---- Data for this exercise

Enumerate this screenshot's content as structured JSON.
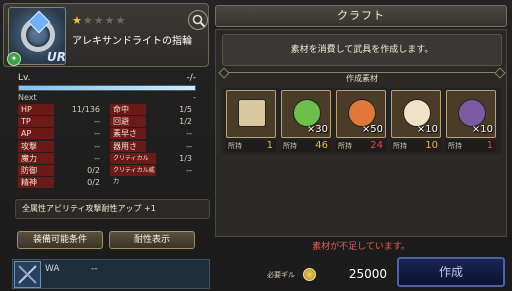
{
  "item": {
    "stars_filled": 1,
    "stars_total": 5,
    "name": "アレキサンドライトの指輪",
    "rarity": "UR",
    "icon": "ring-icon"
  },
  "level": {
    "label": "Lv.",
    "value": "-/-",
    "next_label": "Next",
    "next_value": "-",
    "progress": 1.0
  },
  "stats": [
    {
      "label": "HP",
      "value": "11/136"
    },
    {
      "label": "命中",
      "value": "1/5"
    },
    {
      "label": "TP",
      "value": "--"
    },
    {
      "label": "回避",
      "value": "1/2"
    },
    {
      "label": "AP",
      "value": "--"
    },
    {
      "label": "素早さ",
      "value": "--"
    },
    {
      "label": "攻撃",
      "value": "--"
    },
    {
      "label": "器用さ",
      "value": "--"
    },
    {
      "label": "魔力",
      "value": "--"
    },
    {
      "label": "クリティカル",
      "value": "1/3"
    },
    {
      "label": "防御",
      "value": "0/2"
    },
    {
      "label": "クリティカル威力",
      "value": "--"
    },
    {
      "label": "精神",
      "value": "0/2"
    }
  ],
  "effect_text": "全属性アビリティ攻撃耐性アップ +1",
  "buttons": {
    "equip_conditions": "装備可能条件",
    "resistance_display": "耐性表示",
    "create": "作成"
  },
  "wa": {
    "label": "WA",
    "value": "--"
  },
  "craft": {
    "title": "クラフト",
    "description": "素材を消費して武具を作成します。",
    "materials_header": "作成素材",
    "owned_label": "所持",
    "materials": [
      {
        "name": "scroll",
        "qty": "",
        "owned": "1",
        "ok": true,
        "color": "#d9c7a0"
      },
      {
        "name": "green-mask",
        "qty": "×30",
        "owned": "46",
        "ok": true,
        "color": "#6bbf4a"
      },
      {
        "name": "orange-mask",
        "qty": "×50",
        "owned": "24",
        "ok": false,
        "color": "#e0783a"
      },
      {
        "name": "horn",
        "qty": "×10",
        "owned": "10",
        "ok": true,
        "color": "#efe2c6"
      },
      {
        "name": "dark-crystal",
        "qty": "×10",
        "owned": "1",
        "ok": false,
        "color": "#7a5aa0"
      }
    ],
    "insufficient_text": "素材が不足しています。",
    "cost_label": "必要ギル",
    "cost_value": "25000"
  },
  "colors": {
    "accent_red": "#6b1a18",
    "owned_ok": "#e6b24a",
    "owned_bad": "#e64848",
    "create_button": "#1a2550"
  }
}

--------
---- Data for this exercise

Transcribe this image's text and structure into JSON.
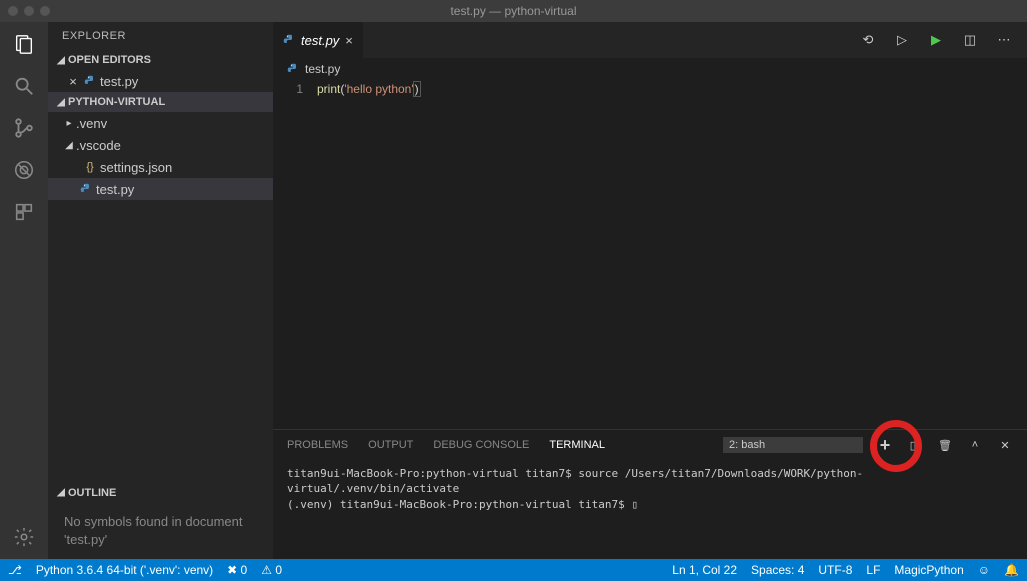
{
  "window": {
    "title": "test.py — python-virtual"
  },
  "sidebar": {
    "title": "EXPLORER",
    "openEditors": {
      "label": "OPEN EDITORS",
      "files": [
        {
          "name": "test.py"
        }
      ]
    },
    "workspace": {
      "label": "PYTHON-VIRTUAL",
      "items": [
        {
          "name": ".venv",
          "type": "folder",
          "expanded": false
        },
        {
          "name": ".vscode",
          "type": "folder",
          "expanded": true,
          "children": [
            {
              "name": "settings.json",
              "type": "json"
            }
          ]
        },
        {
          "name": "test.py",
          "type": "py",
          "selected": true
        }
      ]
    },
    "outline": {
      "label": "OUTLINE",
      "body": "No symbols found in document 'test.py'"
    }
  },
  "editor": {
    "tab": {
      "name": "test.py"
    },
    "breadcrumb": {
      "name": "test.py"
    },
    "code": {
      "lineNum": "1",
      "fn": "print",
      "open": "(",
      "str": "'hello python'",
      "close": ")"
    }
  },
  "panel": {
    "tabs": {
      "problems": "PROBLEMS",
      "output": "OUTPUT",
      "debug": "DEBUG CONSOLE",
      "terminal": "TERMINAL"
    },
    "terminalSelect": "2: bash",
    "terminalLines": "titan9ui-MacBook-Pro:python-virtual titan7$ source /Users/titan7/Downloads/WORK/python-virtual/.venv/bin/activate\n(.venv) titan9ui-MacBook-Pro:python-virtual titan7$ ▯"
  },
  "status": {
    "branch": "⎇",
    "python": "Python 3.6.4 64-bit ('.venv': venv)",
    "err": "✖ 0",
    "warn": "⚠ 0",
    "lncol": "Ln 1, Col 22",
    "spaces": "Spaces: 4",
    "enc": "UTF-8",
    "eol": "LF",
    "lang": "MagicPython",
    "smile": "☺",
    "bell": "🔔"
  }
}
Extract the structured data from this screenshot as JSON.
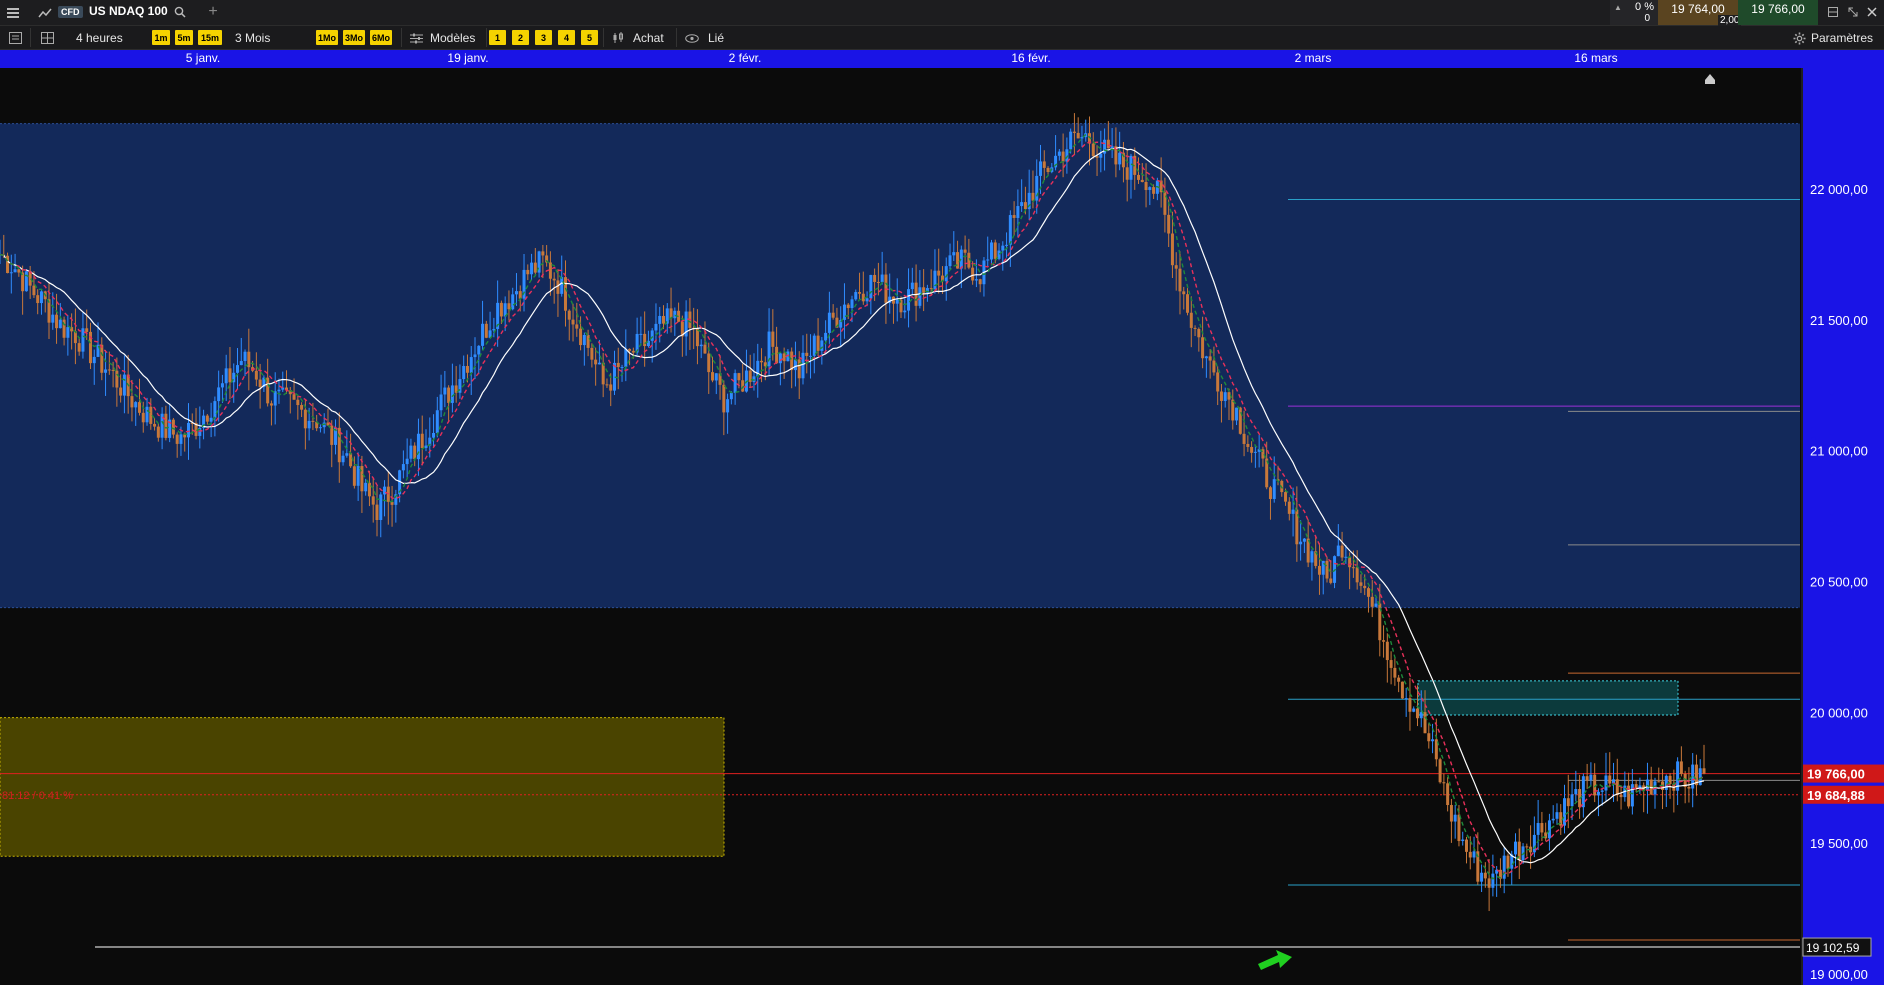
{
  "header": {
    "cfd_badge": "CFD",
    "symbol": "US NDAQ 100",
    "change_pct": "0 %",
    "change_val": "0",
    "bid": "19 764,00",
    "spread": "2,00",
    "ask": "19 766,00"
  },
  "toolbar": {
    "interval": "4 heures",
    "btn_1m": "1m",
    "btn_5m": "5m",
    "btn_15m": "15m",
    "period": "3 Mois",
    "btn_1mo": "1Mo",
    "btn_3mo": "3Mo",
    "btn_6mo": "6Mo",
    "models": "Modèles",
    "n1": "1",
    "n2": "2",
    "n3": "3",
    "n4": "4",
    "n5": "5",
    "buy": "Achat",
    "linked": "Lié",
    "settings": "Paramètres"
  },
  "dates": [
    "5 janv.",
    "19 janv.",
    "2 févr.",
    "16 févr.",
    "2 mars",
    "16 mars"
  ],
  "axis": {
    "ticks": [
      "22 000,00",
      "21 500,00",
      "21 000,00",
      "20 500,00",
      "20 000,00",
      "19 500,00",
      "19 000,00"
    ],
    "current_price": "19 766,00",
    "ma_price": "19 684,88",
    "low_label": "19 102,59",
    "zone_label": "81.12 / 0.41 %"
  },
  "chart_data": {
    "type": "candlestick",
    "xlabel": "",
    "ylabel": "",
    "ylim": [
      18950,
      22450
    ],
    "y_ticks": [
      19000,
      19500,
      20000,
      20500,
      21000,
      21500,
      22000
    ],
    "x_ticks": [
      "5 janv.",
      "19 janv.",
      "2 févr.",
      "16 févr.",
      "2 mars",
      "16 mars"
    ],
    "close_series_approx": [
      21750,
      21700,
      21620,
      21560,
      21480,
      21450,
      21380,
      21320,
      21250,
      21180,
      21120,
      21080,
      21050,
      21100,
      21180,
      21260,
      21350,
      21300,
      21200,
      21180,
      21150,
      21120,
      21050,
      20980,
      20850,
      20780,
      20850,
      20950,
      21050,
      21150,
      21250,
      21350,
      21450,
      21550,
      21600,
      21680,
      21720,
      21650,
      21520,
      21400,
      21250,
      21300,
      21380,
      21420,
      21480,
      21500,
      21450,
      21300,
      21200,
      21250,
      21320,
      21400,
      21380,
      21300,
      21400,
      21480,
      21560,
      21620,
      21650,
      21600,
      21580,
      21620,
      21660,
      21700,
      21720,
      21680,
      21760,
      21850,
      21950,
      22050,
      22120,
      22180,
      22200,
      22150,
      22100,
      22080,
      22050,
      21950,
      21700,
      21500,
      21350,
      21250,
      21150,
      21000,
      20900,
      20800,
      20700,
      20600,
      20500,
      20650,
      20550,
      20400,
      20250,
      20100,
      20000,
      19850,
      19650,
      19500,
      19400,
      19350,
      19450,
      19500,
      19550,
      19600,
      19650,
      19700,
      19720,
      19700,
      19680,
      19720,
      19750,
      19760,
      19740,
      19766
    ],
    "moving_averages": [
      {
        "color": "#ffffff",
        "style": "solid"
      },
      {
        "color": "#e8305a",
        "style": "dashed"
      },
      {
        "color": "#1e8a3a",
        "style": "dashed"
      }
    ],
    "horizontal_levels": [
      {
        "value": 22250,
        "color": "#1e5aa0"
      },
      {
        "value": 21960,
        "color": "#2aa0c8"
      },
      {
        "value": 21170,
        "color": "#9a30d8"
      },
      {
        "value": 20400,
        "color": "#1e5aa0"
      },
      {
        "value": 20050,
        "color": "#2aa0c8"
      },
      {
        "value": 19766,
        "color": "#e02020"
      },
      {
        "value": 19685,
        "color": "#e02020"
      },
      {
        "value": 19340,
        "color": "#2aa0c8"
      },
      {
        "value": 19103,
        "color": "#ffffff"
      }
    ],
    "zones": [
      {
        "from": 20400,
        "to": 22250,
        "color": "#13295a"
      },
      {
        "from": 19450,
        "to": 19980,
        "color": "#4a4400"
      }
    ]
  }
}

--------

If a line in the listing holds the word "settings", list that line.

_Completed exercise_
              "name": "settings.json",
    "settings": "Paramètres"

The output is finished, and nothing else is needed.